Source information section start

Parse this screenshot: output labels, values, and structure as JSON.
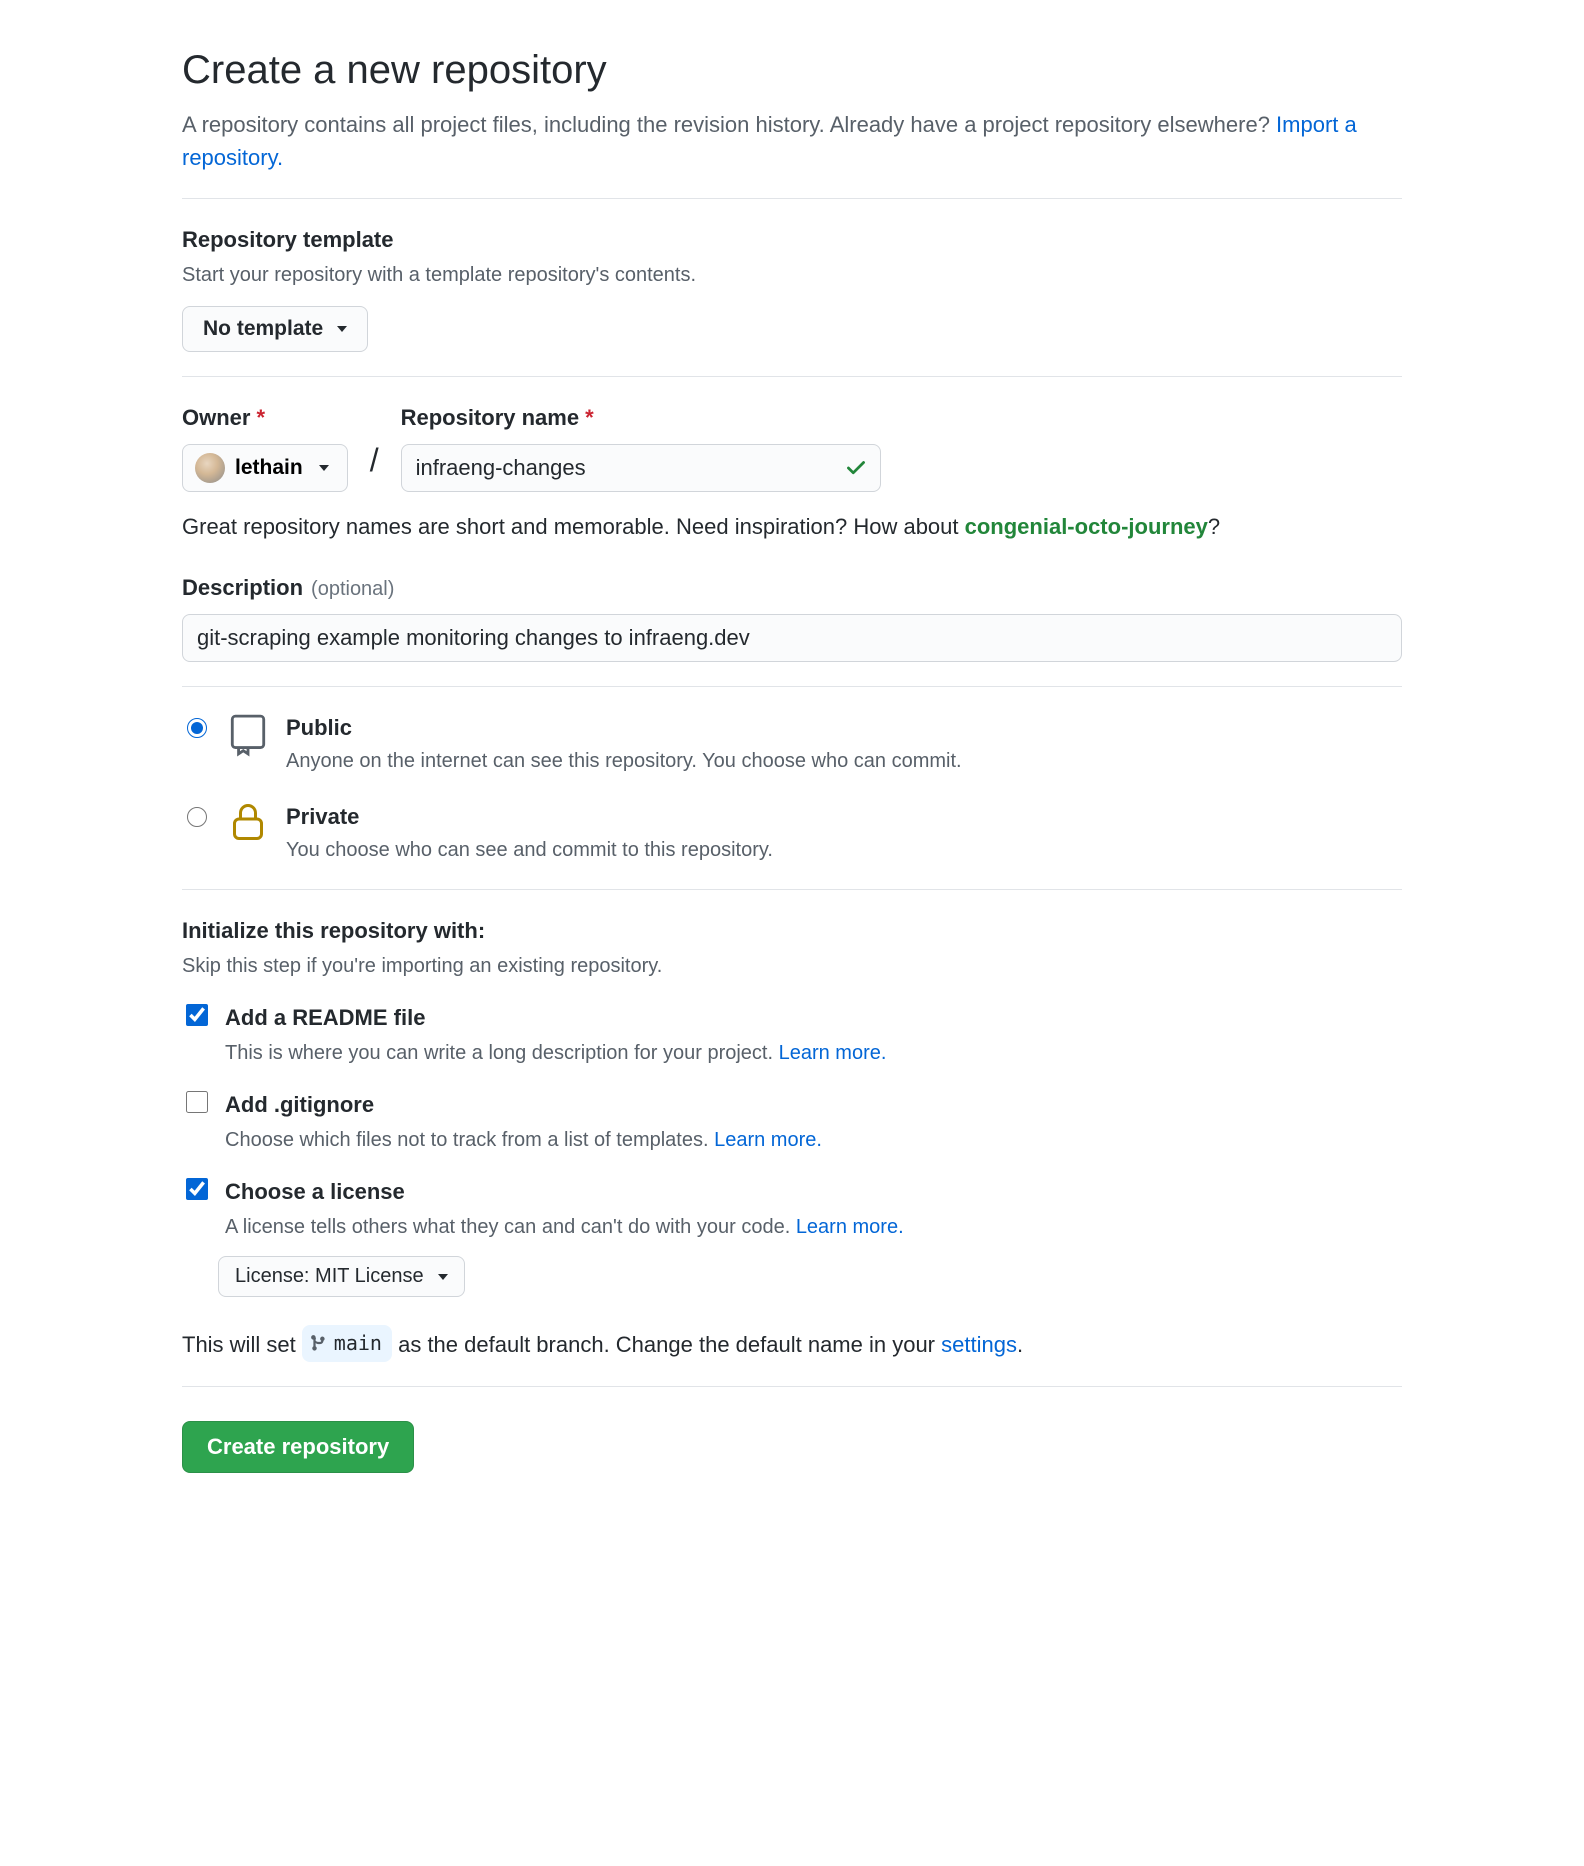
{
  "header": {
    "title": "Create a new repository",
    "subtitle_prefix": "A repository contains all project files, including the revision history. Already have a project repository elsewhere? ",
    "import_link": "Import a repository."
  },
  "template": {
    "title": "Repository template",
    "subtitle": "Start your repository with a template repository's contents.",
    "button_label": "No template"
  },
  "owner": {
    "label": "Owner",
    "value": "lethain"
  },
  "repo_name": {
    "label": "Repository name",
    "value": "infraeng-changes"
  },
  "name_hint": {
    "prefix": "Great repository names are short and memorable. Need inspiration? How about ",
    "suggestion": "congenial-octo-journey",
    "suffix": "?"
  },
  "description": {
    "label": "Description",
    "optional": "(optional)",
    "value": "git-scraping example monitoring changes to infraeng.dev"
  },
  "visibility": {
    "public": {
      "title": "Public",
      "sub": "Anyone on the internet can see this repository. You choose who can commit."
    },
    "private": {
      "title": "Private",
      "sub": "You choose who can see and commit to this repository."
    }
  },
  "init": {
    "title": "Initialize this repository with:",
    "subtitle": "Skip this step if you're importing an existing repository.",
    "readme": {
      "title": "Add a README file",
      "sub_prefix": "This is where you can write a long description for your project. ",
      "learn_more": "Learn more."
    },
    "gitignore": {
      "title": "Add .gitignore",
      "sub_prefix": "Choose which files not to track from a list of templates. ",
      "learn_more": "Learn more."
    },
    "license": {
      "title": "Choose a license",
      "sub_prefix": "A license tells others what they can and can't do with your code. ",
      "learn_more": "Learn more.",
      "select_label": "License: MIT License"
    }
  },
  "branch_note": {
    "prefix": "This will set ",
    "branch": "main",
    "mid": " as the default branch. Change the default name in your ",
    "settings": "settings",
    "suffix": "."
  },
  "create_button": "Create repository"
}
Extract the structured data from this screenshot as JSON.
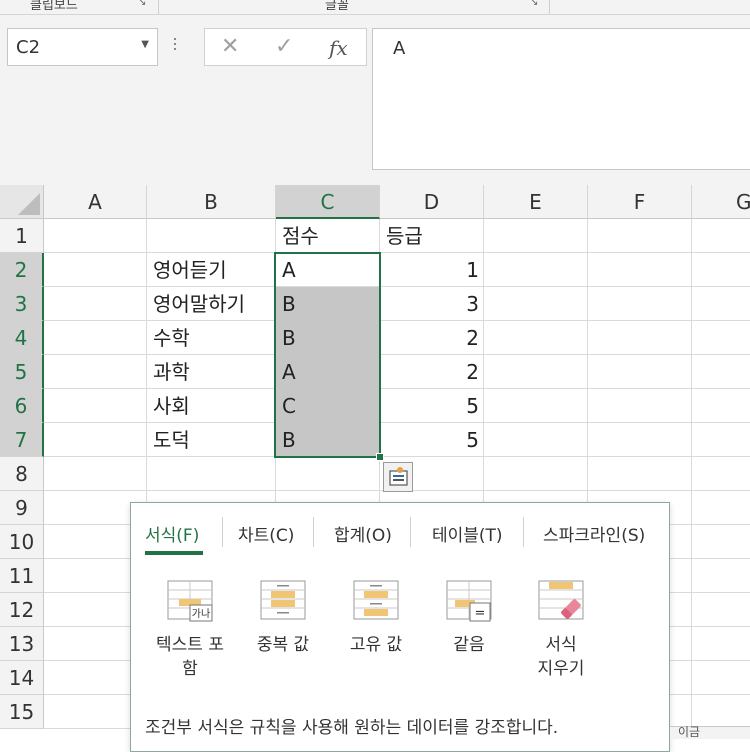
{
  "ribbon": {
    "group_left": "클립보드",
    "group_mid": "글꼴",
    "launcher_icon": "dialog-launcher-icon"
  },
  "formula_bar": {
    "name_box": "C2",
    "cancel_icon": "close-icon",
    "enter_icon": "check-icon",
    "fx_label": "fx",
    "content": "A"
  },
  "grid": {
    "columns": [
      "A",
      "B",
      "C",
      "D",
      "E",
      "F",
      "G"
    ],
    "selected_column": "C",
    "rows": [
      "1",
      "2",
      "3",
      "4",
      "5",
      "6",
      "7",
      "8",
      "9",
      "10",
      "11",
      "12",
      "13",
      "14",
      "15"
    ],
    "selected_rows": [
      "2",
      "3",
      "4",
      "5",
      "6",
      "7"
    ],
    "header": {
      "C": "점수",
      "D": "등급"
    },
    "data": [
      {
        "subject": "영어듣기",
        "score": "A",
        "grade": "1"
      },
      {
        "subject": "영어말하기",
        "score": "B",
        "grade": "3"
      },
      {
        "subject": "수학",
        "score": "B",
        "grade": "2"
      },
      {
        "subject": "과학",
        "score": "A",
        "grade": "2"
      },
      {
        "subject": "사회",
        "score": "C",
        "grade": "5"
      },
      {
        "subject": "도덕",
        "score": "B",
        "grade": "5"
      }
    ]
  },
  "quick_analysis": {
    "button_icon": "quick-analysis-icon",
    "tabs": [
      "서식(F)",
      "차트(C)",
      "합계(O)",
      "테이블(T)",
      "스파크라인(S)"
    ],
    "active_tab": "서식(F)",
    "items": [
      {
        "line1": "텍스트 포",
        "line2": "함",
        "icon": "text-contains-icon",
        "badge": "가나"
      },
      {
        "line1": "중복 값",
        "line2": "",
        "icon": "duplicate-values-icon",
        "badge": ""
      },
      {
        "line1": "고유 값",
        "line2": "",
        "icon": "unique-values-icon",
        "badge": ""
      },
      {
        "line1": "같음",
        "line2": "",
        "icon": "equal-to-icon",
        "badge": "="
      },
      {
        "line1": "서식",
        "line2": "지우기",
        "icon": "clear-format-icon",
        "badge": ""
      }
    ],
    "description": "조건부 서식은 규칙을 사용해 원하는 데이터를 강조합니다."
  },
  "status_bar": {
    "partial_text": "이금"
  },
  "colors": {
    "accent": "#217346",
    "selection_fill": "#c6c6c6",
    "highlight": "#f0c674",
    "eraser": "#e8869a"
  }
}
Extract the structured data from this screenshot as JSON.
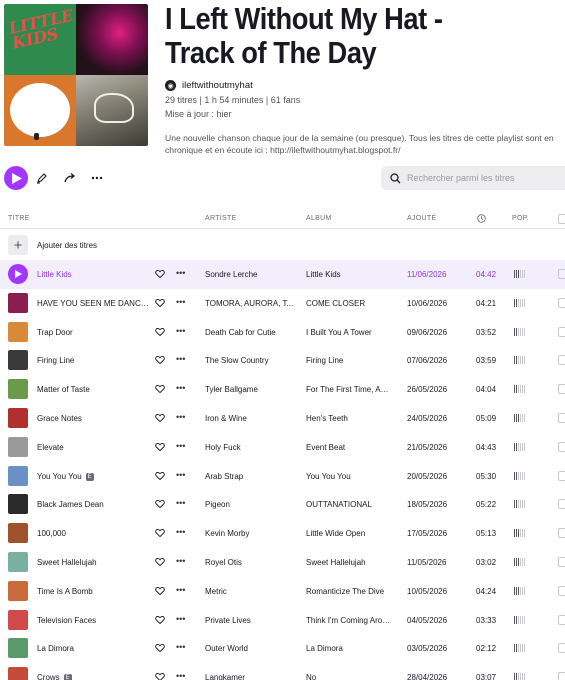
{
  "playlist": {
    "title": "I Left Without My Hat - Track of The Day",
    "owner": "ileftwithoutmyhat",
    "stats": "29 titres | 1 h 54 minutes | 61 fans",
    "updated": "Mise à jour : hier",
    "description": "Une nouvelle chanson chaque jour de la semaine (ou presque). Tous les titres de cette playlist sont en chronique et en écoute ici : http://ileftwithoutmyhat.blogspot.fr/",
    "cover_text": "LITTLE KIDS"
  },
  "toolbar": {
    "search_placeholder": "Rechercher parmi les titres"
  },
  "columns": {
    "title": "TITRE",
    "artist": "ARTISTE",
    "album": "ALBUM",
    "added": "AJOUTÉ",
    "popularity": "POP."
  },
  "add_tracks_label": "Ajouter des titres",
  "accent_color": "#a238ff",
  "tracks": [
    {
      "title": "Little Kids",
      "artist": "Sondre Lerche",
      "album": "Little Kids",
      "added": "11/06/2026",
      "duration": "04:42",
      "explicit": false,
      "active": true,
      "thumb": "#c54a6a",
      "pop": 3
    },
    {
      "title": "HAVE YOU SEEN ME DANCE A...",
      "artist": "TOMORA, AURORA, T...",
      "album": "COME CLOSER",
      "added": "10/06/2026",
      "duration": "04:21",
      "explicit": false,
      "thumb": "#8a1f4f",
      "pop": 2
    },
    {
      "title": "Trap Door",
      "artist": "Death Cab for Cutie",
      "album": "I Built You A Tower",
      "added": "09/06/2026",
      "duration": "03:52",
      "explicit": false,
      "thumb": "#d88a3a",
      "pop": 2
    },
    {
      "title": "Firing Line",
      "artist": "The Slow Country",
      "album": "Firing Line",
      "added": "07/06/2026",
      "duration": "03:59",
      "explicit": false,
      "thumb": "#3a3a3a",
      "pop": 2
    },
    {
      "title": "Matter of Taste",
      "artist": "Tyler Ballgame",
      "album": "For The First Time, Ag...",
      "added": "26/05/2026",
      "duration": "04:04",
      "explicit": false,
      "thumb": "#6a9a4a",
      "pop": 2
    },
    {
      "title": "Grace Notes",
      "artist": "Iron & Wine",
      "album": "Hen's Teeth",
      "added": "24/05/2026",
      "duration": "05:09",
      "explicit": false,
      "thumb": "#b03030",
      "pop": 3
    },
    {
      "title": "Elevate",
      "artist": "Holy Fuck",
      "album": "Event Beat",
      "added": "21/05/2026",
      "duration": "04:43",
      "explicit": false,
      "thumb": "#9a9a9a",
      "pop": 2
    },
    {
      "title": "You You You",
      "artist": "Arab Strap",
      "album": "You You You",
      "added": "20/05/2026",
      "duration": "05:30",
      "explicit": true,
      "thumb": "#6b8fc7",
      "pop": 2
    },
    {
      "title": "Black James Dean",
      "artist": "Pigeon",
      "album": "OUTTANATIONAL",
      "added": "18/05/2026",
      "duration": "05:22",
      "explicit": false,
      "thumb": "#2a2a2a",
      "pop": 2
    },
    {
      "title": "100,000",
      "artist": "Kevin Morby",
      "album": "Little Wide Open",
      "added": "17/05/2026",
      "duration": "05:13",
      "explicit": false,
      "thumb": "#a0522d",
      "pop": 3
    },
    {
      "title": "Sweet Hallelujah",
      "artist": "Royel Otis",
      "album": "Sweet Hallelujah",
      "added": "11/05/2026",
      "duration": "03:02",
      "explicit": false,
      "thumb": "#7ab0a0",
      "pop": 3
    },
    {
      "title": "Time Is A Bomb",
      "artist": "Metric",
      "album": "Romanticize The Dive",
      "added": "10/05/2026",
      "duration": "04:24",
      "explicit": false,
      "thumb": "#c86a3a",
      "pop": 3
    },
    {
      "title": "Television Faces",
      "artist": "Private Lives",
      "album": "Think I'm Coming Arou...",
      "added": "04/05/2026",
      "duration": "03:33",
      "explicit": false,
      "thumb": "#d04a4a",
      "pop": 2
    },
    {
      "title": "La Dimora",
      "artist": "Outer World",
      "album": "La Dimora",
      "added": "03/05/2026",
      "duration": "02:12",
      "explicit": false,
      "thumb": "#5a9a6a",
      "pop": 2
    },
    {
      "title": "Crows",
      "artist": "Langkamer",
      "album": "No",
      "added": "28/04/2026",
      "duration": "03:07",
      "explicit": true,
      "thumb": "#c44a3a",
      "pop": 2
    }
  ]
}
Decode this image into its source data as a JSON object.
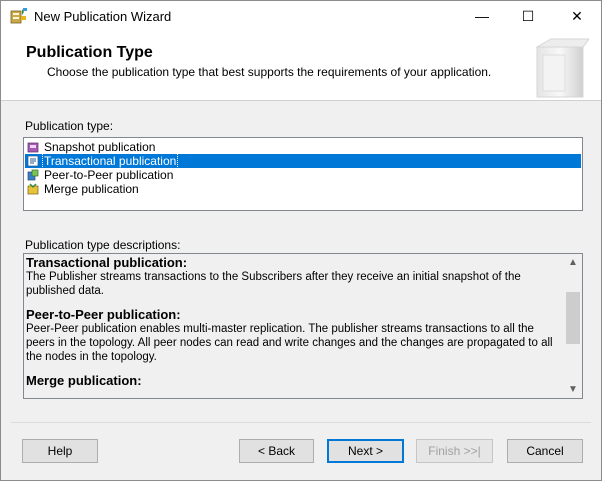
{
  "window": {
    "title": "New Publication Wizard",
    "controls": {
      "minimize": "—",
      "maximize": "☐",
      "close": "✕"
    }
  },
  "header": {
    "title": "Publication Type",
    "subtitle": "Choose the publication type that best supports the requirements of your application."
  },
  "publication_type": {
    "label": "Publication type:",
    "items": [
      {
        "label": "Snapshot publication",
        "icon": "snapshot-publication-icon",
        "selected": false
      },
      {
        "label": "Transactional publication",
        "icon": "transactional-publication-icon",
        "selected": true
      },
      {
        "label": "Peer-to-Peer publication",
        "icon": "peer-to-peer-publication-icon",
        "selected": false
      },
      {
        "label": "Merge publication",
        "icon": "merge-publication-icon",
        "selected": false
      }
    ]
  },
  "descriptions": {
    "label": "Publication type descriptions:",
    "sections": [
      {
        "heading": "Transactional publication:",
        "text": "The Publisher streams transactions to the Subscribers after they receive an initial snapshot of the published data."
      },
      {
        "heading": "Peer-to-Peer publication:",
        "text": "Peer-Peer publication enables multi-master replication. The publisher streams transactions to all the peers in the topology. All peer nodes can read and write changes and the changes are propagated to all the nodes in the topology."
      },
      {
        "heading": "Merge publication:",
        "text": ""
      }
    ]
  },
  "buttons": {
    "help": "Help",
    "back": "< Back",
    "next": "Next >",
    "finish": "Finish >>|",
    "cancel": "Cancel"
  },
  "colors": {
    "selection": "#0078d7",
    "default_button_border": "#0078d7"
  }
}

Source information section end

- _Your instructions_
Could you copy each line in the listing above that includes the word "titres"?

- _Response area_
    "stats": "29 titres | 1 h 54 minutes | 61 fans",
    "description": "Une nouvelle chanson chaque jour de la semaine (ou presque). Tous les titres de cette playlist sont en chronique et en écoute ici : http://ileftwithoutmyhat.blogspot.fr/",
    "search_placeholder": "Rechercher parmi les titres"
  "add_tracks_label": "Ajouter des titres",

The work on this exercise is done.